◆ **Problem**: Whenever a line of the entries below holds the string "number", copy that line and return it.
═══ Provided material
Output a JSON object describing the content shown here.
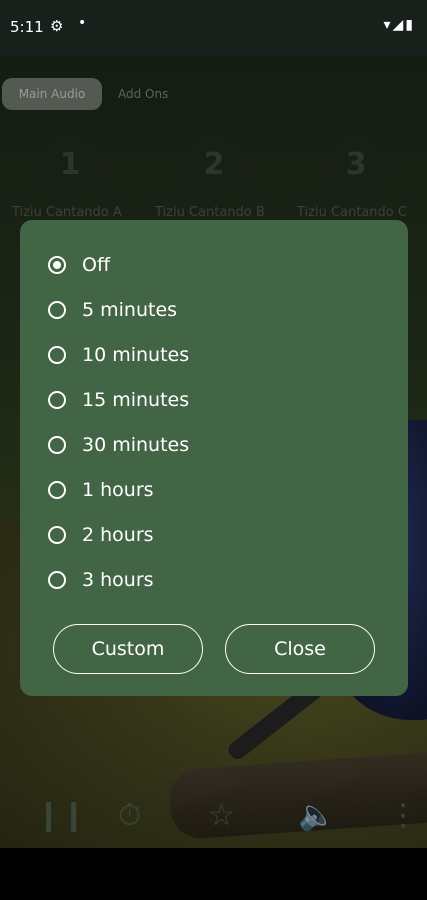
{
  "status_bar": {
    "time": "5:11",
    "settings_icon": "gear-icon",
    "dot": "•",
    "system_icons": "▾◢▮"
  },
  "tabs": [
    {
      "label": "Main Audio"
    },
    {
      "label": "Add Ons"
    }
  ],
  "cards": [
    {
      "number": "1",
      "label": "Tiziu Cantando A"
    },
    {
      "number": "2",
      "label": "Tiziu Cantando B"
    },
    {
      "number": "3",
      "label": "Tiziu Cantando C"
    }
  ],
  "dialog": {
    "selected": "Off",
    "options": [
      {
        "label": "Off"
      },
      {
        "label": "5 minutes"
      },
      {
        "label": "10 minutes"
      },
      {
        "label": "15 minutes"
      },
      {
        "label": "30 minutes"
      },
      {
        "label": "1 hours"
      },
      {
        "label": "2 hours"
      },
      {
        "label": "3 hours"
      }
    ],
    "custom_label": "Custom",
    "close_label": "Close"
  },
  "toolbar": {
    "icons": [
      "pause-icon",
      "timer-icon",
      "star-icon",
      "volume-icon",
      "more-icon"
    ]
  },
  "colors": {
    "dialog_bg": "#426545",
    "accent": "#ffffff"
  }
}
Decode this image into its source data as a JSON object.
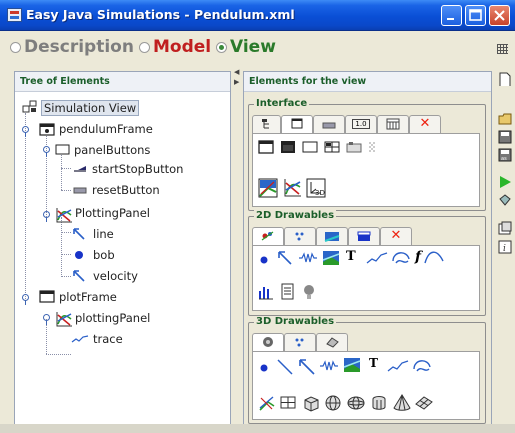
{
  "window": {
    "title": "Easy Java Simulations - Pendulum.xml"
  },
  "modes": {
    "description": "Description",
    "model": "Model",
    "view": "View",
    "selected": "View"
  },
  "tree": {
    "header": "Tree of Elements",
    "nodes": [
      {
        "label": "Simulation View",
        "icon": "simulation-view-icon"
      },
      {
        "label": "pendulumFrame",
        "icon": "frame-icon"
      },
      {
        "label": "panelButtons",
        "icon": "panel-icon"
      },
      {
        "label": "startStopButton",
        "icon": "two-state-button-icon"
      },
      {
        "label": "resetButton",
        "icon": "button-icon"
      },
      {
        "label": "PlottingPanel",
        "icon": "plotting-panel-icon"
      },
      {
        "label": "line",
        "icon": "arrow-icon"
      },
      {
        "label": "bob",
        "icon": "particle-icon"
      },
      {
        "label": "velocity",
        "icon": "arrow-icon"
      },
      {
        "label": "plotFrame",
        "icon": "frame-icon"
      },
      {
        "label": "plottingPanel",
        "icon": "plotting-panel-icon"
      },
      {
        "label": "trace",
        "icon": "trace-icon"
      }
    ]
  },
  "elements": {
    "header": "Elements for the view",
    "groups": [
      {
        "title": "Interface"
      },
      {
        "title": "2D Drawables"
      },
      {
        "title": "3D Drawables"
      }
    ],
    "interface_tab_labels": [
      "",
      "",
      "",
      "1.0",
      "",
      "✕"
    ],
    "drawables_text_glyph": "T",
    "function_glyph": "f"
  },
  "colors": {
    "title_bar": "#0a4fd6",
    "model_red": "#c01f1f",
    "view_green": "#2a7a2a",
    "header_green": "#1b5e2a",
    "close_red": "#ee2211"
  }
}
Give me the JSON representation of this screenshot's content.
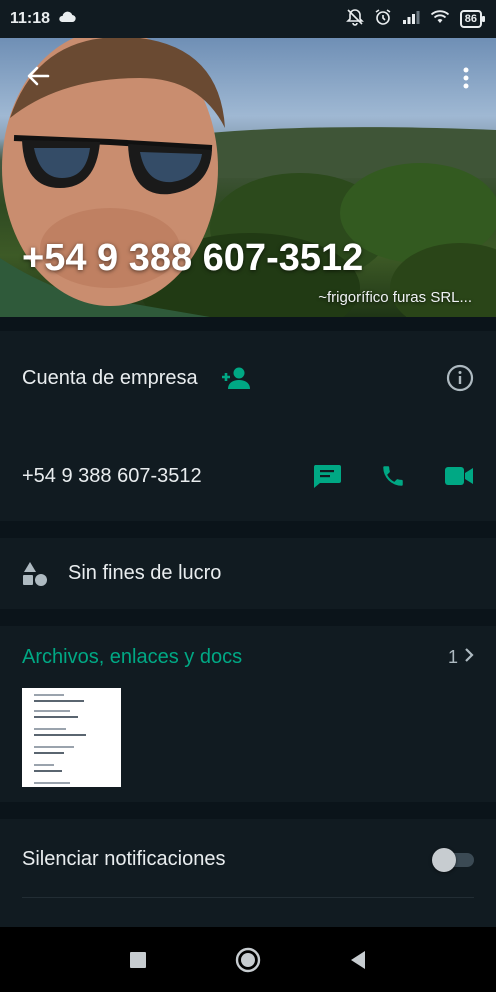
{
  "status_bar": {
    "time": "11:18",
    "battery": "86",
    "icons": [
      "cloud-icon",
      "notifications-off-icon",
      "alarm-icon",
      "signal-icon",
      "wifi-icon",
      "battery-icon"
    ]
  },
  "header": {
    "phone": "+54 9 388 607-3512",
    "push_name": "~frigorífico furas SRL...",
    "back_icon": "arrow-back-icon",
    "menu_icon": "more-vert-icon"
  },
  "business": {
    "label": "Cuenta de empresa",
    "add_icon": "person-add-icon",
    "info_icon": "info-icon"
  },
  "phone_row": {
    "number": "+54 9 388 607-3512",
    "actions": [
      "message-icon",
      "call-icon",
      "video-call-icon"
    ]
  },
  "category": {
    "label": "Sin fines de lucro",
    "icon": "category-shapes-icon"
  },
  "media": {
    "title": "Archivos, enlaces y docs",
    "count": "1"
  },
  "mute": {
    "label": "Silenciar notificaciones",
    "enabled": false
  },
  "navigation": {
    "buttons": [
      "recents-icon",
      "home-icon",
      "back-icon"
    ]
  },
  "colors": {
    "accent": "#00a884",
    "background": "#0b141a",
    "surface": "#111b21",
    "text_primary": "#e9edef",
    "text_secondary": "#aebac1"
  }
}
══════
◆ **Problem solution**:
      "number": "1",
      "number": "2",
      "number": "3",
    "number": "+54 9 388 607-3512",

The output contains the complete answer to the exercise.